THE TASK:
Report how many lines in the records hold the string "back"; give the number and nothing else.

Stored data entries
● ● ●
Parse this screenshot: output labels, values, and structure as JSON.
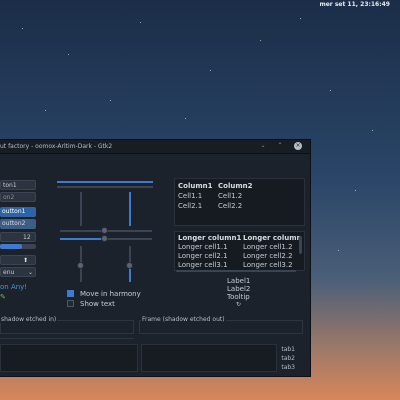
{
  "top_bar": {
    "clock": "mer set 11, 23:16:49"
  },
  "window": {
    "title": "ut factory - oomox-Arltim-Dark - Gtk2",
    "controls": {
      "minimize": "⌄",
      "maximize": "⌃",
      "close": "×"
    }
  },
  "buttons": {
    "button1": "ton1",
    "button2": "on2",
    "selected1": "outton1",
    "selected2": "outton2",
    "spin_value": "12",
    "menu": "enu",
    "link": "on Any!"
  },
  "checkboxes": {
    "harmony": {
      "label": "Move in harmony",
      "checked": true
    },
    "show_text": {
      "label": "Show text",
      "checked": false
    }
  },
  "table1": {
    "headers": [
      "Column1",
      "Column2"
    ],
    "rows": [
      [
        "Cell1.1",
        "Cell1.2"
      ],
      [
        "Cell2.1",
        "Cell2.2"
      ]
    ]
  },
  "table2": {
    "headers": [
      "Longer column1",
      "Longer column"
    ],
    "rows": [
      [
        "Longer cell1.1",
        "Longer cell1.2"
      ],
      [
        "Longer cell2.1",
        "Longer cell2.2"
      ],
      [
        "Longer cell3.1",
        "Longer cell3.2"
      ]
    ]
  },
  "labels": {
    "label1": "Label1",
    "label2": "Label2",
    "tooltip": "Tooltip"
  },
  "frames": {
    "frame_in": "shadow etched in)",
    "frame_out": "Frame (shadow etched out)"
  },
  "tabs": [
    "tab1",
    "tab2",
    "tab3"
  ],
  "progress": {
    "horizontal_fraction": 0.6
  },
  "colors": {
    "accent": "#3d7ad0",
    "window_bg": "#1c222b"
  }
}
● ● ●
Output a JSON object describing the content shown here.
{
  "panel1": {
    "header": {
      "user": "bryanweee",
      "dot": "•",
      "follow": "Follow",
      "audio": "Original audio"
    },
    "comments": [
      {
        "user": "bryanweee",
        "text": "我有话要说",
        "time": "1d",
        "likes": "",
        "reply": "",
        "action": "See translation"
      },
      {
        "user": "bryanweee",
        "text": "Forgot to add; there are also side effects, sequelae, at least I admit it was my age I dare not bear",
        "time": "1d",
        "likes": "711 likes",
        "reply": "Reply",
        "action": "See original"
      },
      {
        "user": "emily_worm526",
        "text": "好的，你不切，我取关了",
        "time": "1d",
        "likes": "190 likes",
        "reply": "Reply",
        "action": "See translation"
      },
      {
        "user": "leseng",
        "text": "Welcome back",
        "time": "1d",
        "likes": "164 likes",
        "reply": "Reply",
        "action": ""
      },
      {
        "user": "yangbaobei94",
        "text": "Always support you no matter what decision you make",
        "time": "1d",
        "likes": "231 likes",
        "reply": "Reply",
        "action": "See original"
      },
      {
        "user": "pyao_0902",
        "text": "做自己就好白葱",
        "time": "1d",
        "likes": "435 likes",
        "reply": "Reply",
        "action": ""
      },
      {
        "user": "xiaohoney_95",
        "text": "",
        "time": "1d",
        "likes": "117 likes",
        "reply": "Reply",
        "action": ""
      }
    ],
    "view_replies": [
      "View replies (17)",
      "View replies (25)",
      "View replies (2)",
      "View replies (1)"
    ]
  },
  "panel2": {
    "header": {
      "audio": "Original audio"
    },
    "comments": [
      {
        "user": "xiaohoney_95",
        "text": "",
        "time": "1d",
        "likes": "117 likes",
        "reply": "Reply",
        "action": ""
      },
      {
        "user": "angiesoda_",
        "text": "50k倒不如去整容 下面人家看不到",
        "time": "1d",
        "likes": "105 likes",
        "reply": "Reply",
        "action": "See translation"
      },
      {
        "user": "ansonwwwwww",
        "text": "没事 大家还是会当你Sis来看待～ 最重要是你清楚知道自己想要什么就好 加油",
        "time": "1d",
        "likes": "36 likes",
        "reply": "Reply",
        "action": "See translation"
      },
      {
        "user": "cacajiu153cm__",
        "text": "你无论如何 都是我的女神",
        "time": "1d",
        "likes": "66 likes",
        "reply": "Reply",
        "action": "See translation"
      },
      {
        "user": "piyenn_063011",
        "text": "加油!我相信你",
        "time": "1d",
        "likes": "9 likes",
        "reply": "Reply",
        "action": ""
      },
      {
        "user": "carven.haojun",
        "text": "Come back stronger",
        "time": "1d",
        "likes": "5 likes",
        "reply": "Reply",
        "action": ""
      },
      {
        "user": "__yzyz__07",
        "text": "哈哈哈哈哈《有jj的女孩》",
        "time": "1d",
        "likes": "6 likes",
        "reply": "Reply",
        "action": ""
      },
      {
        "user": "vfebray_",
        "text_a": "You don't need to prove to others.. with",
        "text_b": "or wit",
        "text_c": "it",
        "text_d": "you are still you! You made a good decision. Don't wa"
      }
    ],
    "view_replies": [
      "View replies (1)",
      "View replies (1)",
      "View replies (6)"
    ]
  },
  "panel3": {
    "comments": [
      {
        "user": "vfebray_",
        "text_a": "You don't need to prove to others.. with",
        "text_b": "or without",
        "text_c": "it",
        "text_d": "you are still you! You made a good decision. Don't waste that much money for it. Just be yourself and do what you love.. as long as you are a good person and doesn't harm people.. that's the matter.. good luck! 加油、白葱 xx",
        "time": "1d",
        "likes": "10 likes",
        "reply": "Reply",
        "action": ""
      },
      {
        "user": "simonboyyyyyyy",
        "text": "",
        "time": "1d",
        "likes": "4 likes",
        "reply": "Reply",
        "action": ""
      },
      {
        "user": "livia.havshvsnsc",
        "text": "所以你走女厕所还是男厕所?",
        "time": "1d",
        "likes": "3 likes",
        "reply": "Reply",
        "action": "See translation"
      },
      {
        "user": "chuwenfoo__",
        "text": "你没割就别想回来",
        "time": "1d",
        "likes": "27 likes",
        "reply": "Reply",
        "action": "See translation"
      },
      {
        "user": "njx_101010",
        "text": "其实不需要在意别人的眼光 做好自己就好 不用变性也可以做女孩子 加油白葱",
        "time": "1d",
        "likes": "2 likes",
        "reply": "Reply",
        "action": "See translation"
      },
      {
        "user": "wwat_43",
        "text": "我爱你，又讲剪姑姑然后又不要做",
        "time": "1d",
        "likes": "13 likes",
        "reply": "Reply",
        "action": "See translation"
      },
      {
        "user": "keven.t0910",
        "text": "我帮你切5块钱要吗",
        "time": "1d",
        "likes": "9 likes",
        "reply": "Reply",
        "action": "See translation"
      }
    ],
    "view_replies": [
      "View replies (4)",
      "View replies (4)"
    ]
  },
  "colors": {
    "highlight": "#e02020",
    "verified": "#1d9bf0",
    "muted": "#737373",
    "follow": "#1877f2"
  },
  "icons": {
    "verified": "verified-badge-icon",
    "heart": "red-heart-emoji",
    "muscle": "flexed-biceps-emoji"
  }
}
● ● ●
EXERCISE SOLUTION:
2